%%

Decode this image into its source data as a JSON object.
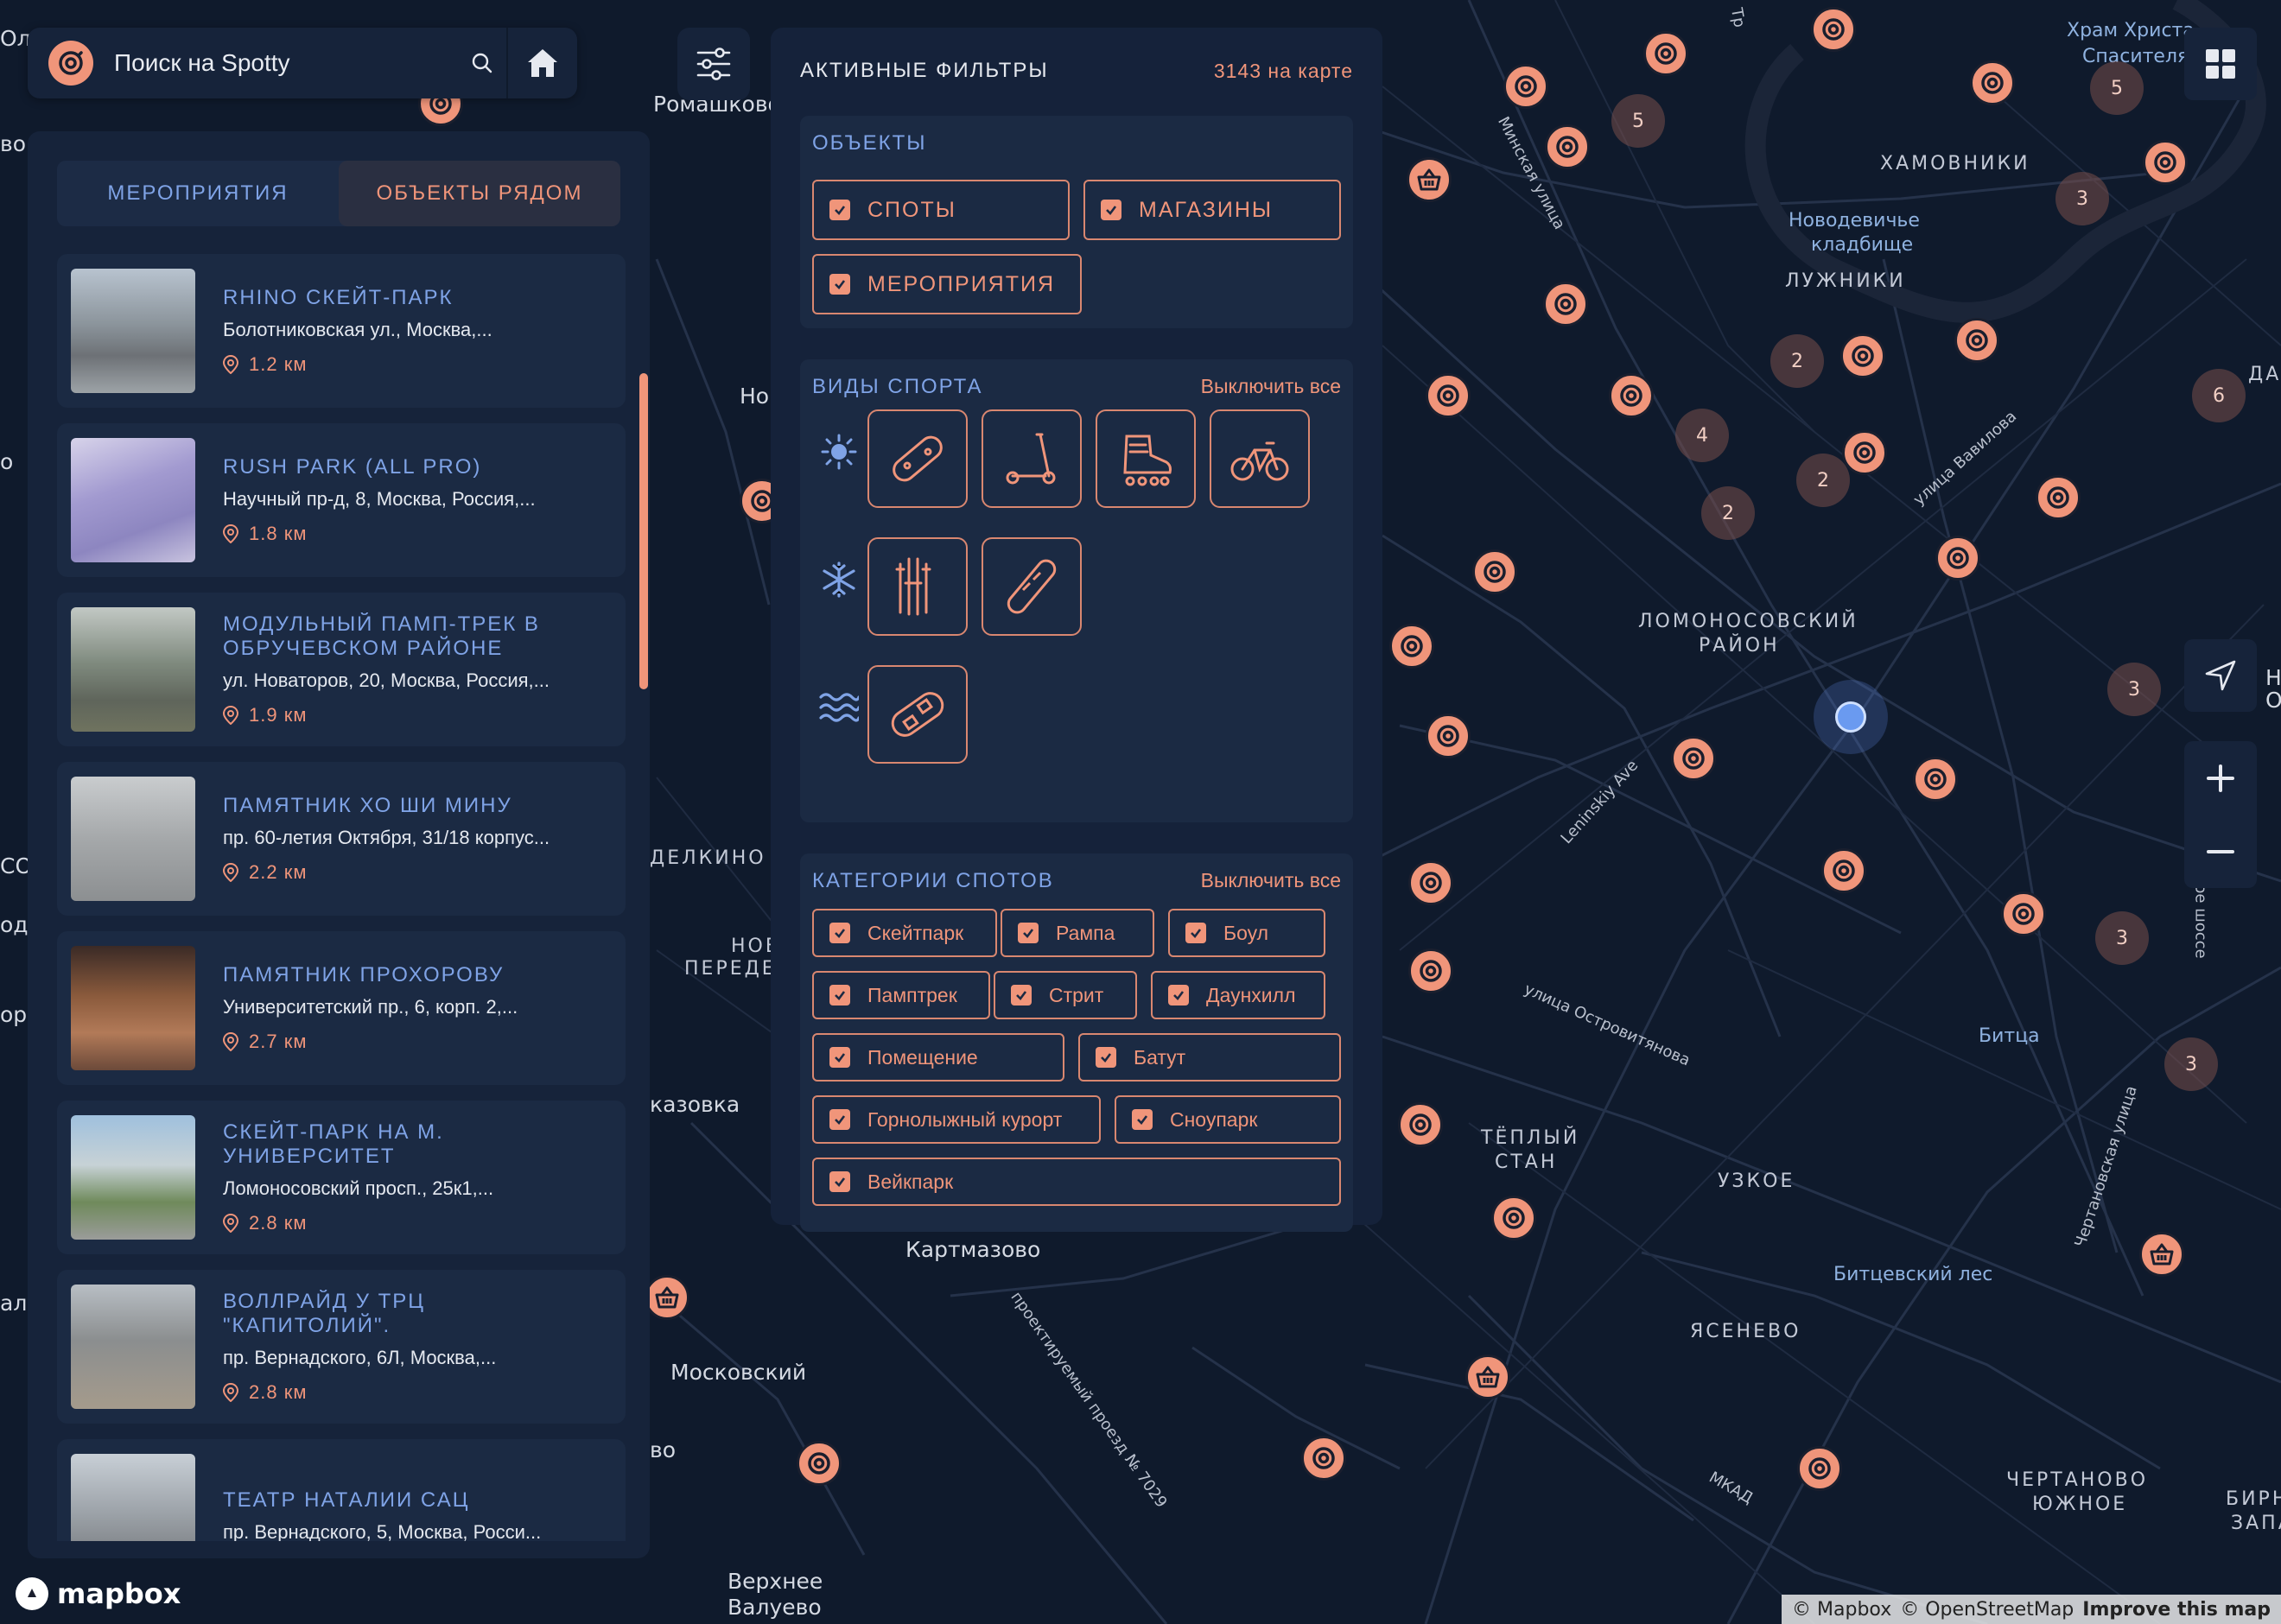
{
  "search": {
    "placeholder": "Поиск на Spotty"
  },
  "tabs": [
    {
      "label": "МЕРОПРИЯТИЯ"
    },
    {
      "label": "ОБЪЕКТЫ РЯДОМ"
    }
  ],
  "results": [
    {
      "title": "RHINO СКЕЙТ-ПАРК",
      "address": "Болотниковская ул., Москва,...",
      "distance": "1.2 км"
    },
    {
      "title": "RUSH PARK (ALL PRO)",
      "address": "Научный пр-д, 8, Москва, Россия,...",
      "distance": "1.8 км"
    },
    {
      "title": "МОДУЛЬНЫЙ ПАМП-ТРЕК В ОБРУЧЕВСКОМ РАЙОНЕ",
      "address": "ул. Новаторов, 20, Москва, Россия,...",
      "distance": "1.9 км"
    },
    {
      "title": "ПАМЯТНИК ХО ШИ МИНУ",
      "address": "пр. 60-летия Октября, 31/18 корпус...",
      "distance": "2.2 км"
    },
    {
      "title": "ПАМЯТНИК ПРОХОРОВУ",
      "address": "Университетский пр., 6, корп. 2,...",
      "distance": "2.7 км"
    },
    {
      "title": "СКЕЙТ-ПАРК НА М. УНИВЕРСИТЕТ",
      "address": "Ломоносовский просп., 25к1,...",
      "distance": "2.8 км"
    },
    {
      "title": "ВОЛЛРАЙД У ТРЦ \"КАПИТОЛИЙ\".",
      "address": "пр. Вернадского, 6Л, Москва,...",
      "distance": "2.8 км"
    },
    {
      "title": "ТЕАТР НАТАЛИИ САЦ",
      "address": "пр. Вернадского, 5, Москва, Росси...",
      "distance": ""
    }
  ],
  "filters": {
    "title": "АКТИВНЫЕ ФИЛЬТРЫ",
    "count": "3143 на карте",
    "objects": {
      "title": "ОБЪЕКТЫ",
      "items": [
        "СПОТЫ",
        "МАГАЗИНЫ",
        "МЕРОПРИЯТИЯ"
      ]
    },
    "sports": {
      "title": "ВИДЫ СПОРТА",
      "toggle_all": "Выключить все"
    },
    "categories": {
      "title": "КАТЕГОРИИ СПОТОВ",
      "toggle_all": "Выключить все",
      "items": [
        "Скейтпарк",
        "Рампа",
        "Боул",
        "Памптрек",
        "Стрит",
        "Даунхилл",
        "Помещение",
        "Батут",
        "Горнолыжный курорт",
        "Сноупарк",
        "Вейкпарк"
      ]
    }
  },
  "map_labels": {
    "romashkovo": "Ромашково",
    "khram_1": "Храм Христа",
    "khram_2": "Спасителя",
    "khamovniki": "ХАМОВНИКИ",
    "novodev_1": "Новодевичье",
    "novodev_2": "кладбище",
    "luzhniki": "ЛУЖНИКИ",
    "lomonosov_1": "ЛОМОНОСОВСКИЙ",
    "lomonosov_2": "РАЙОН",
    "minskaya": "Минская улица",
    "vavilova": "улица Вавилова",
    "leninsky": "Leninskiy Ave",
    "ostrovityanova": "улица Островитянова",
    "bitsa": "Битца",
    "teply_1": "ТЁПЛЫЙ",
    "teply_2": "СТАН",
    "uzkoe": "УЗКОЕ",
    "bitsevsky": "Битцевский лес",
    "yasenevo": "ЯСЕНЕВО",
    "kartmazovo": "Картмазово",
    "moskovsky": "Московский",
    "proezd": "проектируемый проезд № 7029",
    "mkad": "МКАД",
    "chertanovskaya": "Чертановская улица",
    "chertanovo_1": "ЧЕРТАНОВО",
    "chertanovo_2": "ЮЖНОЕ",
    "verkhnee_1": "Верхнее",
    "verkhnee_2": "Валуево",
    "shosse": "ое шоссе",
    "dan": "ДАН",
    "birn_1": "БИРН",
    "birn_2": "ЗАПА",
    "no": "Но",
    "delkino": "ДЕЛКИНО",
    "nove_1": "НОВЕ",
    "nove_2": "ПЕРЕДЕ",
    "kazovka": "казовка",
    "bo": "во",
    "edge_ola": "Ола",
    "edge_vo": "во",
    "edge_o": "о",
    "edge_co": "СО",
    "edge_odzh": "одж",
    "edge_orp": "орп",
    "edge_al": "ал",
    "edge_n": "Н",
    "edge_o2": "О",
    "tr": "Тр"
  },
  "clusters": [
    "5",
    "5",
    "3",
    "2",
    "4",
    "2",
    "2",
    "6",
    "3",
    "3",
    "3"
  ],
  "attribution": {
    "mapbox": "© Mapbox",
    "osm": "© OpenStreetMap",
    "improve": "Improve this map"
  },
  "logo_text": "mapbox",
  "colors": {
    "accent": "#f0957a",
    "blue": "#7fa3e6",
    "panel": "#16233a",
    "map_bg": "#0f1a2c"
  }
}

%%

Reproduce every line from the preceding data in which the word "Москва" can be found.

[Problem solution]
      "address": "Болотниковская ул., Москва,...",
      "address": "Научный пр-д, 8, Москва, Россия,...",
      "address": "ул. Новаторов, 20, Москва, Россия,...",
      "address": "пр. Вернадского, 6Л, Москва,...",
      "address": "пр. Вернадского, 5, Москва, Росси...",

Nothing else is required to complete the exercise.